EXCERPTED RECORDS:
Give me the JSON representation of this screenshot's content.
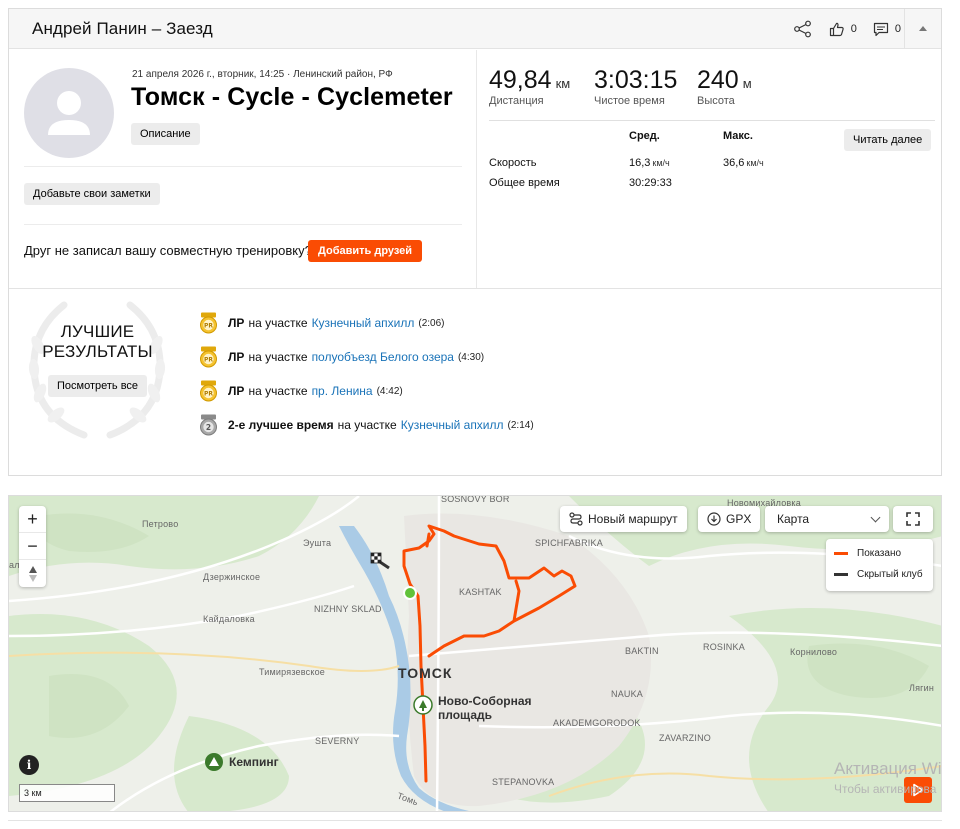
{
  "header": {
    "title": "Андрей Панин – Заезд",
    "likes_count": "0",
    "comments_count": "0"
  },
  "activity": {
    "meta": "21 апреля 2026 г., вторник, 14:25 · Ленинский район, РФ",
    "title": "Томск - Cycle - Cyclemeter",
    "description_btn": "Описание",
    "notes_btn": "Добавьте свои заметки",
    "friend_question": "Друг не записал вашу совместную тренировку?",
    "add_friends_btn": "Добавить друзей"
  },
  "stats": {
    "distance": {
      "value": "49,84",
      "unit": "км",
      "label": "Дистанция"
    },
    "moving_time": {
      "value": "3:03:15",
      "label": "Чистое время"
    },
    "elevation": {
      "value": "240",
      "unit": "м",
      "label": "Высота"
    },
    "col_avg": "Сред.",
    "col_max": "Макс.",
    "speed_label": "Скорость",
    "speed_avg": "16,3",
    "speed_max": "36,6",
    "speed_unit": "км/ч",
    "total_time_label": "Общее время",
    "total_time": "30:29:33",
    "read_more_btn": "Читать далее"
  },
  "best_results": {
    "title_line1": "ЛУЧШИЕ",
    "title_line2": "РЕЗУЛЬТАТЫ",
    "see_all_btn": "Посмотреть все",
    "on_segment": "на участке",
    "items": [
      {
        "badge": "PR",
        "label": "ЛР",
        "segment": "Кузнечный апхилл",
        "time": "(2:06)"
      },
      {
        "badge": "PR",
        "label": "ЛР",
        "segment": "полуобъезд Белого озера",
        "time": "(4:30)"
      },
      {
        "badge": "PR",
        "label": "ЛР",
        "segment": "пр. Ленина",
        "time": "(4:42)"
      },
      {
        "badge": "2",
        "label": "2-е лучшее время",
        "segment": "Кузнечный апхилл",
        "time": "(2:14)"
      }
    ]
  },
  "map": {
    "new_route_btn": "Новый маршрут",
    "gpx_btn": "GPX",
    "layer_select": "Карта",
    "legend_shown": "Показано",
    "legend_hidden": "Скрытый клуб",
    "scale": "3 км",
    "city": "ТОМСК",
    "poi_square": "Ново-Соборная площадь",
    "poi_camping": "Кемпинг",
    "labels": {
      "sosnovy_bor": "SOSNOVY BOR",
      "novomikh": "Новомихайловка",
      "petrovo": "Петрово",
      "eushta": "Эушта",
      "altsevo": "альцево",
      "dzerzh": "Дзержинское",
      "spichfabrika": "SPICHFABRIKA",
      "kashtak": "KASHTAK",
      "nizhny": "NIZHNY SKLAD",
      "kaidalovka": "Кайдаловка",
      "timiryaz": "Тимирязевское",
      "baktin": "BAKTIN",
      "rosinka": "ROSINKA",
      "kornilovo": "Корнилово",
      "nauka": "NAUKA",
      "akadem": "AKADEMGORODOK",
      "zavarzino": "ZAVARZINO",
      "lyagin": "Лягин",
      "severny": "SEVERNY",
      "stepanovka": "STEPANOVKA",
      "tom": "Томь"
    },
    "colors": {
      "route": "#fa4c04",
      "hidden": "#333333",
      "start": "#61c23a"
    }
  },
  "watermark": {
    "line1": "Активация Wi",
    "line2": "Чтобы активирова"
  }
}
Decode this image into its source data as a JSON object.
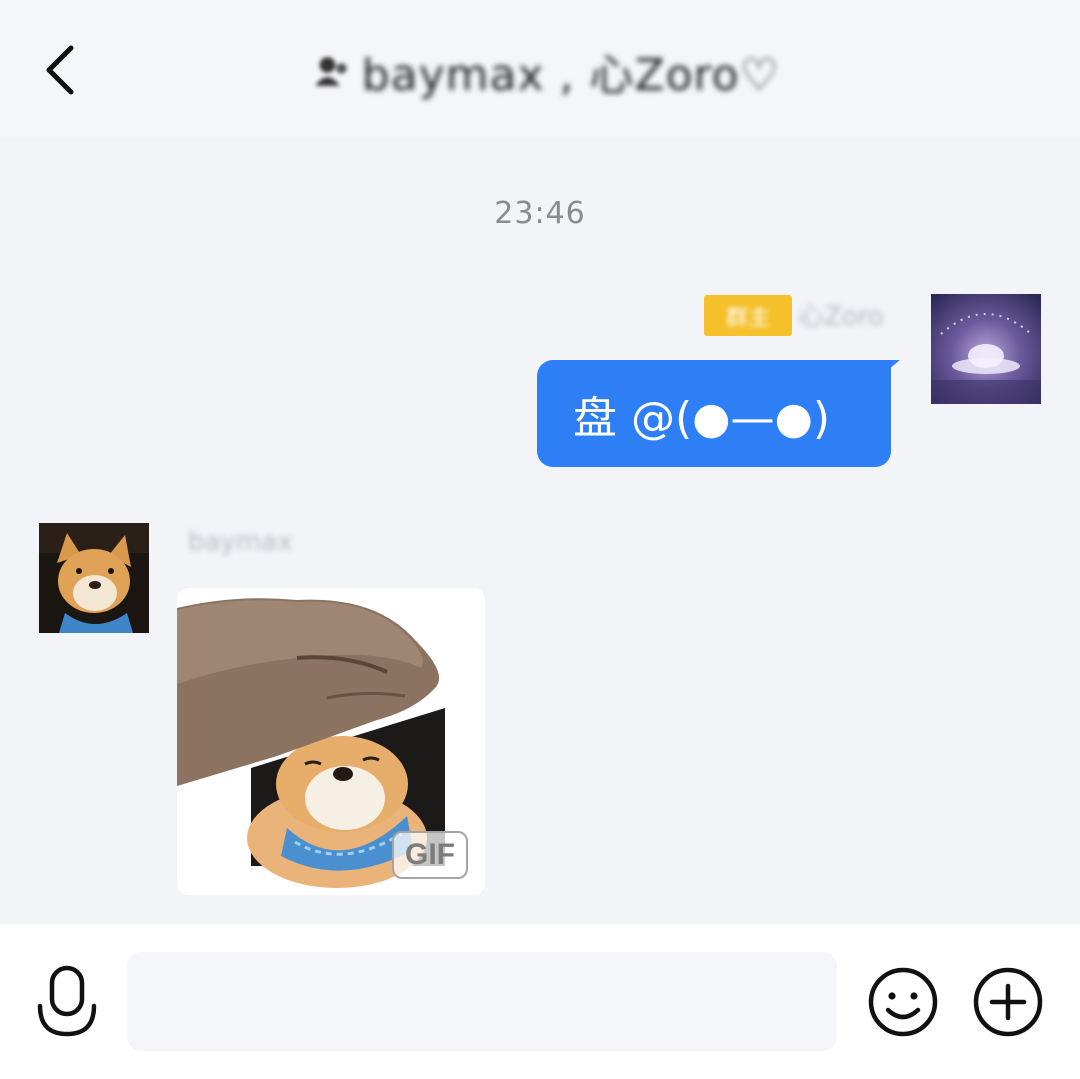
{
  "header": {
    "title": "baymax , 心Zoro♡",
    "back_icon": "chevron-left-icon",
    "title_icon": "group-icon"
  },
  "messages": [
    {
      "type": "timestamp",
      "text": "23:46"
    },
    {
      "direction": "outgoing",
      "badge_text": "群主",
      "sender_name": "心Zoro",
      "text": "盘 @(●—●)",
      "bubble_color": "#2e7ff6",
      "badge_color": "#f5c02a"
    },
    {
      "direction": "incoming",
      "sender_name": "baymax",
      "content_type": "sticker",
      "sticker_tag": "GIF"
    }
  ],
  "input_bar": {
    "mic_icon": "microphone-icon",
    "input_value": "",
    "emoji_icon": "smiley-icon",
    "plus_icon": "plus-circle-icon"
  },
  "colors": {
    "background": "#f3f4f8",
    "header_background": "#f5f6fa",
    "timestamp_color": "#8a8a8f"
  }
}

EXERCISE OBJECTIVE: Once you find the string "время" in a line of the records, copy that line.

FINAL ANSWER:
      "label": "Чистое время"
    "total_time_label": "Общее время",
        "label": "2-е лучшее время",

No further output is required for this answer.